**PROMPT:** Search the entries below for the string "false" and copy the lines that hold it.

[Component data from apps and pages]
══════

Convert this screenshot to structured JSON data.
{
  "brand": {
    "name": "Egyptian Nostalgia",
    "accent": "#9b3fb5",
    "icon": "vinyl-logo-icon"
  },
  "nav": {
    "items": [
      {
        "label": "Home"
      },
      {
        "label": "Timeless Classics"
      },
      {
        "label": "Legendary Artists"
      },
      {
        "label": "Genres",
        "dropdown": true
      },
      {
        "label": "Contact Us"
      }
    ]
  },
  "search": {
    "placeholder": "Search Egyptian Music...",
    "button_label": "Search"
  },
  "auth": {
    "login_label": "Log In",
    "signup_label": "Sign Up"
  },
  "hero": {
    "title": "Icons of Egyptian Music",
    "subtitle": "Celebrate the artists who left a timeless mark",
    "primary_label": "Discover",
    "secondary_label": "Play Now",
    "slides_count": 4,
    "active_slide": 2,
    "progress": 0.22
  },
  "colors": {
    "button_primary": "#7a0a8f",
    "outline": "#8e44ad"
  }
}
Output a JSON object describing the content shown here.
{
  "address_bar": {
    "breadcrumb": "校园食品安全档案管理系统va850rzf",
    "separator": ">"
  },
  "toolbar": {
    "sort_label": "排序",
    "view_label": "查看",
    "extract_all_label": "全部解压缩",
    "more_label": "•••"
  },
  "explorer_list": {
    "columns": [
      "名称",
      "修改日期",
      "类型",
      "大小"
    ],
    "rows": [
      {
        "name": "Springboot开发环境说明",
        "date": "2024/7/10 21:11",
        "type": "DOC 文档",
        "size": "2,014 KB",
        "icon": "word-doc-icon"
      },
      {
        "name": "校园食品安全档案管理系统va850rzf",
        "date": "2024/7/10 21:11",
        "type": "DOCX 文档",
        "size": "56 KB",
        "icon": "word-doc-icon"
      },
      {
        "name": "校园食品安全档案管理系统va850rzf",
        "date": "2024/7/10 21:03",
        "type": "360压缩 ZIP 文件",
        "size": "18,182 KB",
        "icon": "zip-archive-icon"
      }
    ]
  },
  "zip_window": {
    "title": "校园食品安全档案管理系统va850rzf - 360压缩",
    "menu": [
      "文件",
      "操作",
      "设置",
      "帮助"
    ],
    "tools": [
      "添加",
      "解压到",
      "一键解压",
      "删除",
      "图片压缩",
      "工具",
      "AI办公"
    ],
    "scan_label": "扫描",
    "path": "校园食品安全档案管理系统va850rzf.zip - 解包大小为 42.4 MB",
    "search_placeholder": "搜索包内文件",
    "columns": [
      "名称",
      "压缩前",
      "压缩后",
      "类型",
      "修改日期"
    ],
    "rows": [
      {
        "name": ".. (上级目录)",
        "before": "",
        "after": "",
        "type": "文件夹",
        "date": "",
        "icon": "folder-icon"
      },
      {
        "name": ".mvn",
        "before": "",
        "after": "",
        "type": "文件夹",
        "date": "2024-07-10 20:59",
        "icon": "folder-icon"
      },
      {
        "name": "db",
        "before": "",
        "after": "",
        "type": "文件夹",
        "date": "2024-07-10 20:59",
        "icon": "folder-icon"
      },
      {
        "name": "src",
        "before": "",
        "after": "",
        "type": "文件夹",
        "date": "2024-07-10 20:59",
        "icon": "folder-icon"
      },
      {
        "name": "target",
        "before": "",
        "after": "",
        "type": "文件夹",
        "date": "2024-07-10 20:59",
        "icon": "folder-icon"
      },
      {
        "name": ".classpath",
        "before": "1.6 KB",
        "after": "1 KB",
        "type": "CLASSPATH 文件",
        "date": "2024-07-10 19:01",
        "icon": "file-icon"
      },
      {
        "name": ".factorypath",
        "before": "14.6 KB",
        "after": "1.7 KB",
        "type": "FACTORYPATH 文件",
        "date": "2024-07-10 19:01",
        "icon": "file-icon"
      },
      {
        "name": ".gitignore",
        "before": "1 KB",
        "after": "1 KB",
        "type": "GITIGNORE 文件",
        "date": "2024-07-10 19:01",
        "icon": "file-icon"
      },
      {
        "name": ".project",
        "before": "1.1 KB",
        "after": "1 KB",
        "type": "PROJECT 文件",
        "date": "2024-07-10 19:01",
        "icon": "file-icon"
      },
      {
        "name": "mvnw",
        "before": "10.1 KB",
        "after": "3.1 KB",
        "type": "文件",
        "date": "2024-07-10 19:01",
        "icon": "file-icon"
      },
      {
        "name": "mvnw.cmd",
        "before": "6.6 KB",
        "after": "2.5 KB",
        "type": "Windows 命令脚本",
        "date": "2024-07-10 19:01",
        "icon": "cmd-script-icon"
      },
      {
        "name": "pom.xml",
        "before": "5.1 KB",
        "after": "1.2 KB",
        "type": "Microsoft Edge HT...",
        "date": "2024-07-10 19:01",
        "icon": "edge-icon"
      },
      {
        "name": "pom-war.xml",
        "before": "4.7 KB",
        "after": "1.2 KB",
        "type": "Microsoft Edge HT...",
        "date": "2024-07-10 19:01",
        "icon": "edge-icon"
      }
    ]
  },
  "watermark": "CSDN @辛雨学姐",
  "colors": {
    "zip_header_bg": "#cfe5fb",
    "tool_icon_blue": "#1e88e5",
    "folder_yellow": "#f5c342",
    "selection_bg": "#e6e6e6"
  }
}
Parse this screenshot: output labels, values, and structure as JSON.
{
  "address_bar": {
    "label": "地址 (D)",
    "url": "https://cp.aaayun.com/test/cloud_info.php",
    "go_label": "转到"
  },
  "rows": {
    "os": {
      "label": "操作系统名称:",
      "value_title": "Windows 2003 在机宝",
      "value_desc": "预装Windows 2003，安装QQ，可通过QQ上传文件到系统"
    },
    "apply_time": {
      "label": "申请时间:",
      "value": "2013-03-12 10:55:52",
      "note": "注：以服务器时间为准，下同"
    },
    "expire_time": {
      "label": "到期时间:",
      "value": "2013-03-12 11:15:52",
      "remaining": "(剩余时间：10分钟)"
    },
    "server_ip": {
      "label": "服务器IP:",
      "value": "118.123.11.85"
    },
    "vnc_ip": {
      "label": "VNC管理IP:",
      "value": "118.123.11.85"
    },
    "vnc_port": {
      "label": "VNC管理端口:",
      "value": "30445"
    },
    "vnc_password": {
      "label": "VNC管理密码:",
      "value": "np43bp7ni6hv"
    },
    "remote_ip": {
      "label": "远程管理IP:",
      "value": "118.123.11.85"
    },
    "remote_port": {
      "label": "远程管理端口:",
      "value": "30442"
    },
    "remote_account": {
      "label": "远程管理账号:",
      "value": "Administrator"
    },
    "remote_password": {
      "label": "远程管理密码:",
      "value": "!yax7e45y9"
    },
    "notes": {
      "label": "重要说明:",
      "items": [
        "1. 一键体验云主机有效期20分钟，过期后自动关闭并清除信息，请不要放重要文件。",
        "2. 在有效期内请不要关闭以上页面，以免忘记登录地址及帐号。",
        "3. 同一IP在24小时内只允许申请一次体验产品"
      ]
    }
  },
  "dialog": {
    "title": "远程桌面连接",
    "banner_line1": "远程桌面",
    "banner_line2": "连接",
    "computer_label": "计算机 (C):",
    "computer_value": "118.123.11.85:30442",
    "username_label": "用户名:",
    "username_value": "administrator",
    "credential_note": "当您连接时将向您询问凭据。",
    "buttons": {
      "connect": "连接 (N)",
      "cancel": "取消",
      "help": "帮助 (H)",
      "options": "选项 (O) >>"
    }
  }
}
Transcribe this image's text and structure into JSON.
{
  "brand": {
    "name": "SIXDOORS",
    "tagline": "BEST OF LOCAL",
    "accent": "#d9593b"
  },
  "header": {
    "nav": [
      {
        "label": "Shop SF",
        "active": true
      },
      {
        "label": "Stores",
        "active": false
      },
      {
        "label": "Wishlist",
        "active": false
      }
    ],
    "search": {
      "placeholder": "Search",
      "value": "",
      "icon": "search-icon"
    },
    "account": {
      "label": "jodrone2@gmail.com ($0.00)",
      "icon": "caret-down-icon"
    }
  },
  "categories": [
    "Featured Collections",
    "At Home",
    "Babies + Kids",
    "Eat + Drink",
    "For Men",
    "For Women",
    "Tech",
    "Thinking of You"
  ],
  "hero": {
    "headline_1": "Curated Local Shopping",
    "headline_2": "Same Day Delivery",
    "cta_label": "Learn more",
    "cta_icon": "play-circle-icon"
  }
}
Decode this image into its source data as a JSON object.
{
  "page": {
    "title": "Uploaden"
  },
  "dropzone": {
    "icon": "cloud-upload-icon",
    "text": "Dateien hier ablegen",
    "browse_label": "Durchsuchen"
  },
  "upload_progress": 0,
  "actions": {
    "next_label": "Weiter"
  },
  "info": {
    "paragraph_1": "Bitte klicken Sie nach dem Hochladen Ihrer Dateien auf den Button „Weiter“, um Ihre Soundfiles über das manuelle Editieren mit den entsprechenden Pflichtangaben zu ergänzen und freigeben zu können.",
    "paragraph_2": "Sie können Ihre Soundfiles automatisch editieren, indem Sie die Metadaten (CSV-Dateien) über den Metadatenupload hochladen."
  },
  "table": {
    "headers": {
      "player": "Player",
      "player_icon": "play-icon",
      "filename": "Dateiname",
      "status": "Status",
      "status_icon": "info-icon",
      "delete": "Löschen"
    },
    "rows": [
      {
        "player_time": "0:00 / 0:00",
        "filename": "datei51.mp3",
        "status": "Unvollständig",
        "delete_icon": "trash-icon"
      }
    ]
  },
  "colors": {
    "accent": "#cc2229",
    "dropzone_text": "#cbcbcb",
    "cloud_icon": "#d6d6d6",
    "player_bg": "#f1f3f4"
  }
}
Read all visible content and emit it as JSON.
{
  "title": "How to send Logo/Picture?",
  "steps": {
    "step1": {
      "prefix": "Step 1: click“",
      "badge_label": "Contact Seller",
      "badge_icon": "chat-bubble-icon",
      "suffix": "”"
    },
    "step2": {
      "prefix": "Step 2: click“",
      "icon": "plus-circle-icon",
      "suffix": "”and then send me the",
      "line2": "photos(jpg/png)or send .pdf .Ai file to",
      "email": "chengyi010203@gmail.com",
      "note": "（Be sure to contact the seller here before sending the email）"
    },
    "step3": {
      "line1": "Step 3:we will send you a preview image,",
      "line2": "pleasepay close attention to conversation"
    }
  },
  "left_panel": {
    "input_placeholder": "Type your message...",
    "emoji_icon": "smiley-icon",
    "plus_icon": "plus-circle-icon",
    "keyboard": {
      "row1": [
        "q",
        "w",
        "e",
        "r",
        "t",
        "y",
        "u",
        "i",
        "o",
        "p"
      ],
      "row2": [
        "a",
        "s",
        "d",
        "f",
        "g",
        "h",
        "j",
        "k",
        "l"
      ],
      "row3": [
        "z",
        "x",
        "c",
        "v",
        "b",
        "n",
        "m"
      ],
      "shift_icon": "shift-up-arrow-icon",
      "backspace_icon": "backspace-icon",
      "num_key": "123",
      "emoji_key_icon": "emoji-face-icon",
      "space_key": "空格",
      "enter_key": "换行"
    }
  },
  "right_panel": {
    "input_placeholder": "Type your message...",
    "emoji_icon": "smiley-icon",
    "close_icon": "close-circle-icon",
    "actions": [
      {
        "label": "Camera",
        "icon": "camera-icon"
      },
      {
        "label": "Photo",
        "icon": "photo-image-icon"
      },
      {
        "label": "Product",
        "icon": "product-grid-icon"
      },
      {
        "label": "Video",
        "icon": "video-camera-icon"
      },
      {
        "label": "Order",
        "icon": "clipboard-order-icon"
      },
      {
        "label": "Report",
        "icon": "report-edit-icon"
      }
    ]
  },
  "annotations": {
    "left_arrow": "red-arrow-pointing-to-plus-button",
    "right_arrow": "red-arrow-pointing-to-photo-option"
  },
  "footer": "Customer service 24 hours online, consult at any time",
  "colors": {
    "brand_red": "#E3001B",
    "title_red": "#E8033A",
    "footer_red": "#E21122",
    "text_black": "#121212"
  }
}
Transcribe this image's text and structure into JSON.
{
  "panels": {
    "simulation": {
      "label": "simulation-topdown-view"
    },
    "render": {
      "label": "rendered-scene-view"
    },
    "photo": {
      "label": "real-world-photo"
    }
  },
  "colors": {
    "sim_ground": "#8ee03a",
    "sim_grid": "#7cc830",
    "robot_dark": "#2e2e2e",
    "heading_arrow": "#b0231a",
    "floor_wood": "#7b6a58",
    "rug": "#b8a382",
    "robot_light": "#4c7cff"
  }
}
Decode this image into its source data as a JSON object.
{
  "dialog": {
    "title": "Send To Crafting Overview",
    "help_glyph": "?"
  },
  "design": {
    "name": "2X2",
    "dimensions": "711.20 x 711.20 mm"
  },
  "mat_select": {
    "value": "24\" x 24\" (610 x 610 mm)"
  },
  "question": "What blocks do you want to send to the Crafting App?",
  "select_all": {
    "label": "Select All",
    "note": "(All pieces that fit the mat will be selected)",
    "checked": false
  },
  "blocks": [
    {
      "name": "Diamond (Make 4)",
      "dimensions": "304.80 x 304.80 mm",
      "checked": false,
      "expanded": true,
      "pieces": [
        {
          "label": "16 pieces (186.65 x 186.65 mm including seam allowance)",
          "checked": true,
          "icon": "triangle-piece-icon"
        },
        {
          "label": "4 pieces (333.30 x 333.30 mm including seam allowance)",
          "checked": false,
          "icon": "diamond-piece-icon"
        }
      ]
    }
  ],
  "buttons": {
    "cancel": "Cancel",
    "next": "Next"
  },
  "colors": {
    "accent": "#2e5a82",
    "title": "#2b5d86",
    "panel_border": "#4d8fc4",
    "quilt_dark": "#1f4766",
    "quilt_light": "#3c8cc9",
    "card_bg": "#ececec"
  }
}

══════

**EXERCISE ANSWER:**
        "active": false
        "active": false
    "checked": false
      "checked": false,
          "checked": false,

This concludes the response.